|International Classification||H04N13/00, H04N13/04, G02B27/22|
|Cooperative Classification||H04N13/0055, H04N13/0497, H04N13/0059, H04N13/0048, H04N13/0051, G02B27/2235, H04N13/0425, H04N13/0436, H04N13/0438, H04N13/044|
|European Classification||H04N13/00P11, H04N13/04Y, H04N13/00P13, H04N13/04G9, G02B27/22S1|
|Sep 28, 1992||AS||Assignment|
Owner name: SONY CORPORATION A CORP. OF JAPAN, JAPAN
Free format text: ASSIGNMENT OF ASSIGNORS INTEREST.;ASSIGNORS:NAKAYOSHI, HIROKAZU;SHIROCHI, YOSHIKI;SATO, SEIZI;AND OTHERS;REEL/FRAME:006275/0751
Effective date: 19920918
|Apr 17, 1998||FPAY||Fee payment|
Year of fee payment: 4
|Apr 17, 2002||FPAY||Fee payment|
Year of fee payment: 8

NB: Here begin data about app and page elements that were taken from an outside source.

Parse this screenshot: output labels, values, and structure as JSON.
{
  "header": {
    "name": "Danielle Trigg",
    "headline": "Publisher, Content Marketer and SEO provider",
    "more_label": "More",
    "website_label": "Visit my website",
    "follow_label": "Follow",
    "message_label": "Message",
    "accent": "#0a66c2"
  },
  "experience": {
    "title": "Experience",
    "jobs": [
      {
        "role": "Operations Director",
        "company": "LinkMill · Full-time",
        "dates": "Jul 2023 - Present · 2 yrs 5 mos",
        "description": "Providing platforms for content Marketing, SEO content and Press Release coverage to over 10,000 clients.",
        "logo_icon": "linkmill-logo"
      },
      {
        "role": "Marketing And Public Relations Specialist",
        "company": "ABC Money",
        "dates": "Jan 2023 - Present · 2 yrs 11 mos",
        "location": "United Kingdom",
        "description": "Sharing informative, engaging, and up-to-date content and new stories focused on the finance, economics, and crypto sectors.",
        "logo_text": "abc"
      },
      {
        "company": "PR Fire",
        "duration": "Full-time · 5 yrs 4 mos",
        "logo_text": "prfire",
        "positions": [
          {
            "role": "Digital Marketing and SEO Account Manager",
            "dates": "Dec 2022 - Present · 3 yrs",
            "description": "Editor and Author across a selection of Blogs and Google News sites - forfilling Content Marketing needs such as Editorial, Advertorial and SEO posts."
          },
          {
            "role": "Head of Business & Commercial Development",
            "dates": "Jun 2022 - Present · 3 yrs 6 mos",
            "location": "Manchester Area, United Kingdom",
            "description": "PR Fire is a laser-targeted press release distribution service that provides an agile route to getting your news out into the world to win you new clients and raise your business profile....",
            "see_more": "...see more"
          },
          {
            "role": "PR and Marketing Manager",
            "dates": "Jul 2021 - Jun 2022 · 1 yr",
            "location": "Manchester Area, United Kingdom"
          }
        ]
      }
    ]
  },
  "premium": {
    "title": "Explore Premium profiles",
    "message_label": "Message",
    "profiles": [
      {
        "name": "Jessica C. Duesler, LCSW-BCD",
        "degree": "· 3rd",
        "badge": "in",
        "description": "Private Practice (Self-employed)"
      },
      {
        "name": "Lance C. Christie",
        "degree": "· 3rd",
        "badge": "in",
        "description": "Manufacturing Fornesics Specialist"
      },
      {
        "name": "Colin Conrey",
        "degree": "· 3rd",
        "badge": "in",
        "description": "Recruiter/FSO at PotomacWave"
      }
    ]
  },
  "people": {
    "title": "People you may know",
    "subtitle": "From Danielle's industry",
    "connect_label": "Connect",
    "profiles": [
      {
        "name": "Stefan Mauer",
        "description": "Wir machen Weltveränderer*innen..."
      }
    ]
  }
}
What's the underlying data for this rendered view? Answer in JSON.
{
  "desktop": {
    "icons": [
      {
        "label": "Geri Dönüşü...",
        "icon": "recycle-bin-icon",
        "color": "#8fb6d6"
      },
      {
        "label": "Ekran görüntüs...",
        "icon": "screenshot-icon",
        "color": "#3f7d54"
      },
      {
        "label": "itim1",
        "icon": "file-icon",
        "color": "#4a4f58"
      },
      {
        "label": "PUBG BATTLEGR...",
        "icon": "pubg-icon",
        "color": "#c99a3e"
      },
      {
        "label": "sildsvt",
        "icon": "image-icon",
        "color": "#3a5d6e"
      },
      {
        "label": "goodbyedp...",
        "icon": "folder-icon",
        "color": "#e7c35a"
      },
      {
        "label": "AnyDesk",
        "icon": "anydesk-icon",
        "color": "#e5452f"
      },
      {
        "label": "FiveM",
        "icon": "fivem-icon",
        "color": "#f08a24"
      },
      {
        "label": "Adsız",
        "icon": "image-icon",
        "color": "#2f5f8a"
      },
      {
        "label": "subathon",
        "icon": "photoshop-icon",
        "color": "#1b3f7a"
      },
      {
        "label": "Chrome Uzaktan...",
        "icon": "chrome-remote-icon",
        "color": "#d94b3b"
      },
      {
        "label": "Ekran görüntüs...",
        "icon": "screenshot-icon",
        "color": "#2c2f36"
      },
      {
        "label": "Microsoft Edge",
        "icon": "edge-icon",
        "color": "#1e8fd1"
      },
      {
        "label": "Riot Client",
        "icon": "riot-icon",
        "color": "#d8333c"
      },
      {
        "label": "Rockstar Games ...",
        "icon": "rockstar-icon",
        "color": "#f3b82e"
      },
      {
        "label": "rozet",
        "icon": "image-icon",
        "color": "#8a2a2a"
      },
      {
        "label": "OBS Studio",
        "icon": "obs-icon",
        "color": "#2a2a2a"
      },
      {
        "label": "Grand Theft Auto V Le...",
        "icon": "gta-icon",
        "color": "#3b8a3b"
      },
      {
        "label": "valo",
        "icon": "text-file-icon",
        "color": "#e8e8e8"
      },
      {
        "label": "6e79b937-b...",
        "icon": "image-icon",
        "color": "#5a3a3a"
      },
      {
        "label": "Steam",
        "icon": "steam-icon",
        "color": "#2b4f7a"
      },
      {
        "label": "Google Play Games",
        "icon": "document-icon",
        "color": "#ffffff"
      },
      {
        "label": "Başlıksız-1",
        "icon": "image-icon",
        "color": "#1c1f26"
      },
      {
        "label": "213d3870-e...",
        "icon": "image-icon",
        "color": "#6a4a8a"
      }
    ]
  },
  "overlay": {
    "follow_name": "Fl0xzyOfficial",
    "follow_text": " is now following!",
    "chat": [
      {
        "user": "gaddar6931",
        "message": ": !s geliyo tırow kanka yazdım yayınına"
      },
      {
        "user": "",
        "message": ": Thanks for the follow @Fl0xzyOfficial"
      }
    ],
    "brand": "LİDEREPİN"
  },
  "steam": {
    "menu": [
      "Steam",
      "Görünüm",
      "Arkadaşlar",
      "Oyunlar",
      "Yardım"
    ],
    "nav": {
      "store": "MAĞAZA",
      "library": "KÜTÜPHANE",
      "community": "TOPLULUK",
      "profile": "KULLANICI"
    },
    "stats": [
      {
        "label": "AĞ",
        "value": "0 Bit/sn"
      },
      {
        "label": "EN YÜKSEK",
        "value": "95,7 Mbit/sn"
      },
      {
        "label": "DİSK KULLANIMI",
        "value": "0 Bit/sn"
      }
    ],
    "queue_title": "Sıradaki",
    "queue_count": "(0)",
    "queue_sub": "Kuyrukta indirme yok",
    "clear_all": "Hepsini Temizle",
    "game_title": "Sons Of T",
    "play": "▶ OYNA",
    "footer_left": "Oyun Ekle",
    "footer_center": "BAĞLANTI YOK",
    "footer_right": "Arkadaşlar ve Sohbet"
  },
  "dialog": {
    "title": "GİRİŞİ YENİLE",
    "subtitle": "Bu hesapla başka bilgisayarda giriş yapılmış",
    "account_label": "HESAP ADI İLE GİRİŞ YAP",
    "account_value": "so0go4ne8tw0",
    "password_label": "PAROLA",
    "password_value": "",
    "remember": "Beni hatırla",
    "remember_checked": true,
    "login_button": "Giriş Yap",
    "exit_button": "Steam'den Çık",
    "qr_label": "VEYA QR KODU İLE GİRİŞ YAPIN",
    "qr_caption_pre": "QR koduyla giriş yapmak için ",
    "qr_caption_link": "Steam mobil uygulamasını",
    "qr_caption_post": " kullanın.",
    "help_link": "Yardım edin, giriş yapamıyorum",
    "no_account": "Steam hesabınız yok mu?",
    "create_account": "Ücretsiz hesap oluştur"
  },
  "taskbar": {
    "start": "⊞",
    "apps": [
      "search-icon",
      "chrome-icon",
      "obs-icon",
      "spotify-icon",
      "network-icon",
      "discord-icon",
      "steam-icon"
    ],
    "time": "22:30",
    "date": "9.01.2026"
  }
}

|Apr 18, 2006||FPAY||Fee payment|
Year of fee payment: 12